▶ Data to process
┌────────
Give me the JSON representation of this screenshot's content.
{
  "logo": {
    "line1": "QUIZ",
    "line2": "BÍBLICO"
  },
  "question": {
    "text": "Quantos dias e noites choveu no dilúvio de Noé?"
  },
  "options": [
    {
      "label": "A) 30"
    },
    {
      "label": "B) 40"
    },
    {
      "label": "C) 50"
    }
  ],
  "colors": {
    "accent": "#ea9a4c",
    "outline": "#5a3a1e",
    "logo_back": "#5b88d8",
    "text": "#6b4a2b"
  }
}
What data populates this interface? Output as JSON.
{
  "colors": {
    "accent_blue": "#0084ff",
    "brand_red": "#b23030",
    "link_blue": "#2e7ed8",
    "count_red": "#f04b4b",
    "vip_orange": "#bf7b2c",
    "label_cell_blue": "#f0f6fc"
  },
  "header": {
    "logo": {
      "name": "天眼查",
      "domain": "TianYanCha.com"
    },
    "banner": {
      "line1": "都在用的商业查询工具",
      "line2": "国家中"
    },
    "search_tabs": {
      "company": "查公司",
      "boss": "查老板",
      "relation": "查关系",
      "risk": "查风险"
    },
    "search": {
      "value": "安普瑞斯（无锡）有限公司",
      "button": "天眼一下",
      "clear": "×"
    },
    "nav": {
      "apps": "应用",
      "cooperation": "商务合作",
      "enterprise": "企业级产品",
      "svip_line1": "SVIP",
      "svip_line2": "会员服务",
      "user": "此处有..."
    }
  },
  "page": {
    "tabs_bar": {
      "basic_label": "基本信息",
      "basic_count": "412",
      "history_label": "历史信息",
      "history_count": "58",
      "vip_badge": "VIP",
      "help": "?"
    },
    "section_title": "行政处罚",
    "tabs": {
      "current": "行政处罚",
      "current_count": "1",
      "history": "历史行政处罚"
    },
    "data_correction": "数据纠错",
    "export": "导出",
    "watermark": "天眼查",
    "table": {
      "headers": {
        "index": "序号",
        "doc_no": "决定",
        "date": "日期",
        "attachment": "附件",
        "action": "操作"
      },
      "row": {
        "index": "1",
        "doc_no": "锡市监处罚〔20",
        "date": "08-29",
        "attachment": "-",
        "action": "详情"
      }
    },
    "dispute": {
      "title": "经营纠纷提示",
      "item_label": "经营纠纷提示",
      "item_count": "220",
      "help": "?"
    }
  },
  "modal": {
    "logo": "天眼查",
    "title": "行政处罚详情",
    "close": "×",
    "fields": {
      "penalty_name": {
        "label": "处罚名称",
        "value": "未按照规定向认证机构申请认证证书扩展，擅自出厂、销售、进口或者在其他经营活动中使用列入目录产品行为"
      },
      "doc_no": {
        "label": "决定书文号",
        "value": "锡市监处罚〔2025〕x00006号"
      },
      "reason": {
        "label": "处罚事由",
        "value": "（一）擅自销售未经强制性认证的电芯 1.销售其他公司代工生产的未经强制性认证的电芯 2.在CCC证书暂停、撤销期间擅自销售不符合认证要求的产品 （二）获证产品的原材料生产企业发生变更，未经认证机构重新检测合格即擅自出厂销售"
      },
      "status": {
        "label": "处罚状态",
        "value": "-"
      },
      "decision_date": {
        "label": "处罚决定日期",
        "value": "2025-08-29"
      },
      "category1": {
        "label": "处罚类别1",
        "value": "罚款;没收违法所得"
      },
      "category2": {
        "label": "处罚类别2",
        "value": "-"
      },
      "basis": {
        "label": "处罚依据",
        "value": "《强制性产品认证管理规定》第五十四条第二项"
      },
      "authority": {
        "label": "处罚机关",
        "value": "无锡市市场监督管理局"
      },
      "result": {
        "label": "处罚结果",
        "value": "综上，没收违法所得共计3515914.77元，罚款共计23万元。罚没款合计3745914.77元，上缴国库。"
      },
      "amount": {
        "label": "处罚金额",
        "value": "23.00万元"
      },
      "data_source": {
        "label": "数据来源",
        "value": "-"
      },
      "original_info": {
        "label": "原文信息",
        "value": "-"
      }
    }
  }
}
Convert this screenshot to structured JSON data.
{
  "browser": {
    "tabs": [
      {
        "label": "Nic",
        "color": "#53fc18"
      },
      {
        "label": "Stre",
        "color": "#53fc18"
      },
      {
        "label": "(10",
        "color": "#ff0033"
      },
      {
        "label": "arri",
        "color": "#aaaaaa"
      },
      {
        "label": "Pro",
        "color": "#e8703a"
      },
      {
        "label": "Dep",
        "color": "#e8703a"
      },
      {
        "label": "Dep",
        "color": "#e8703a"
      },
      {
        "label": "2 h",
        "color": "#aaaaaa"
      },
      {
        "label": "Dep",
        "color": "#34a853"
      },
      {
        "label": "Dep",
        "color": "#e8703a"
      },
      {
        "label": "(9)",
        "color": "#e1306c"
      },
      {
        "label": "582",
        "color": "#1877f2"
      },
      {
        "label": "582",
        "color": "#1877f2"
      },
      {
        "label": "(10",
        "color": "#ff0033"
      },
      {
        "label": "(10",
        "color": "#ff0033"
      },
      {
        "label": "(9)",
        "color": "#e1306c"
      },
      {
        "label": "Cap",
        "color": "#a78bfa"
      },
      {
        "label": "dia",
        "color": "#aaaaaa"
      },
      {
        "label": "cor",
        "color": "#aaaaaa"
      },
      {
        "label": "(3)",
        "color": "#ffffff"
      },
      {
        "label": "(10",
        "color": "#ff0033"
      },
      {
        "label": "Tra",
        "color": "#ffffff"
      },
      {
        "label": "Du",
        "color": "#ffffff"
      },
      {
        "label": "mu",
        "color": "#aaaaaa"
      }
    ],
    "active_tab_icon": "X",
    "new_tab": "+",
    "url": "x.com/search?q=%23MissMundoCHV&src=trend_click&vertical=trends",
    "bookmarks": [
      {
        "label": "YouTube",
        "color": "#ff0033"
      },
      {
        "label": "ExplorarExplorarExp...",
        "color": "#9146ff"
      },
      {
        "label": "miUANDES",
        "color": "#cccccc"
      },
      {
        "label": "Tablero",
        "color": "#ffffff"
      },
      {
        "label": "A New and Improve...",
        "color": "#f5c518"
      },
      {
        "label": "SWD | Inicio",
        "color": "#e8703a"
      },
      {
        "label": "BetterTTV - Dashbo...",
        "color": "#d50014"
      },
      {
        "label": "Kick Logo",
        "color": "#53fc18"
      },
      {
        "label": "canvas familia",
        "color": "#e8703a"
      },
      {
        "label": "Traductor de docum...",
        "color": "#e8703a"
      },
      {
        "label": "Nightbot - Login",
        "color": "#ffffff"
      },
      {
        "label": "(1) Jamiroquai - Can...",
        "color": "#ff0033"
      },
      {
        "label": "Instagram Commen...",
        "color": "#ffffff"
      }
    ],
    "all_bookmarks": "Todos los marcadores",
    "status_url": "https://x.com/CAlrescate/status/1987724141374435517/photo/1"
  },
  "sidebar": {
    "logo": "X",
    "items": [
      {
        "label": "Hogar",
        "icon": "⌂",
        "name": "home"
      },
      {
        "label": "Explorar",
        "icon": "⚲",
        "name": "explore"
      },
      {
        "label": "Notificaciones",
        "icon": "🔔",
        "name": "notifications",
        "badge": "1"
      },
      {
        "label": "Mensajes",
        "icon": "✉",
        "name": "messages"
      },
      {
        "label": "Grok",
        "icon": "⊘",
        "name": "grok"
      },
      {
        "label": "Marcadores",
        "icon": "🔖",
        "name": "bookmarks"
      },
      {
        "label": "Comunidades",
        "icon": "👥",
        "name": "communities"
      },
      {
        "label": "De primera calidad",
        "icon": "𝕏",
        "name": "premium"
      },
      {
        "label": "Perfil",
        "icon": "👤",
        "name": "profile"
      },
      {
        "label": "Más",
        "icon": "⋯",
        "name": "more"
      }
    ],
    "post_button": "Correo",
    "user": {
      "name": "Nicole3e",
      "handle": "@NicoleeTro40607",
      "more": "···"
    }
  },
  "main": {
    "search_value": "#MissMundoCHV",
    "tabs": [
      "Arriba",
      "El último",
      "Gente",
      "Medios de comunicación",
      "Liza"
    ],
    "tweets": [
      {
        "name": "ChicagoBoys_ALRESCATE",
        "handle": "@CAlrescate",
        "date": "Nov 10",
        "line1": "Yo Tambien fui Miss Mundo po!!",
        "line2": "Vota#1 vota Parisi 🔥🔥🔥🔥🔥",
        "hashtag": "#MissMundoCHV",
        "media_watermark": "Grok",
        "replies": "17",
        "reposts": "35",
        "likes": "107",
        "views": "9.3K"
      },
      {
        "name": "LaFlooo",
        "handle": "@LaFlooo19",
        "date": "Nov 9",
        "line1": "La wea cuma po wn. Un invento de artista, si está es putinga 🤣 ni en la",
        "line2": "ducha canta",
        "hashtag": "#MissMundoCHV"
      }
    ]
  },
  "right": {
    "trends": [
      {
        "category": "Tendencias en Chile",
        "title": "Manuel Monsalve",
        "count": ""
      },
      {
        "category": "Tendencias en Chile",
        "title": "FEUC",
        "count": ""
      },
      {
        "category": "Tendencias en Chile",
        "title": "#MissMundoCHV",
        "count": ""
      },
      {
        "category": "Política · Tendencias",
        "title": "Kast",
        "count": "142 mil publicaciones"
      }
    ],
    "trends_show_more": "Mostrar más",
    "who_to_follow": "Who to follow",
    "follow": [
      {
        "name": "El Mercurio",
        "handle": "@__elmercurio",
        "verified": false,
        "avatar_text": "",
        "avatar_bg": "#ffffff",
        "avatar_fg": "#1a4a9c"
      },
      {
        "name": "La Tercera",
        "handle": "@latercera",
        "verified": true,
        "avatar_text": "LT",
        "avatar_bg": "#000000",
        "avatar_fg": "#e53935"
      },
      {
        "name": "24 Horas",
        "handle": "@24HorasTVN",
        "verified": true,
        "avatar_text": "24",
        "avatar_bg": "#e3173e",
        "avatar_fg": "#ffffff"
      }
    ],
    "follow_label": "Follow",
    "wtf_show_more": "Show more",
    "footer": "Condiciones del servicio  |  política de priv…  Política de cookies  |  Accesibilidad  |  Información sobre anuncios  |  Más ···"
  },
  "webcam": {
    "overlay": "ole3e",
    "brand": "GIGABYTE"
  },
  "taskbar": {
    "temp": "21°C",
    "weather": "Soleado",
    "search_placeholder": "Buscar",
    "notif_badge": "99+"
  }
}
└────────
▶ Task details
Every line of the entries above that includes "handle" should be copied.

▶ Exercise answer
      "handle": "@NicoleeTro40607",
        "handle": "@CAlrescate",
        "handle": "@LaFlooo19",
        "handle": "@__elmercurio",
        "handle": "@latercera",
        "handle": "@24HorasTVN",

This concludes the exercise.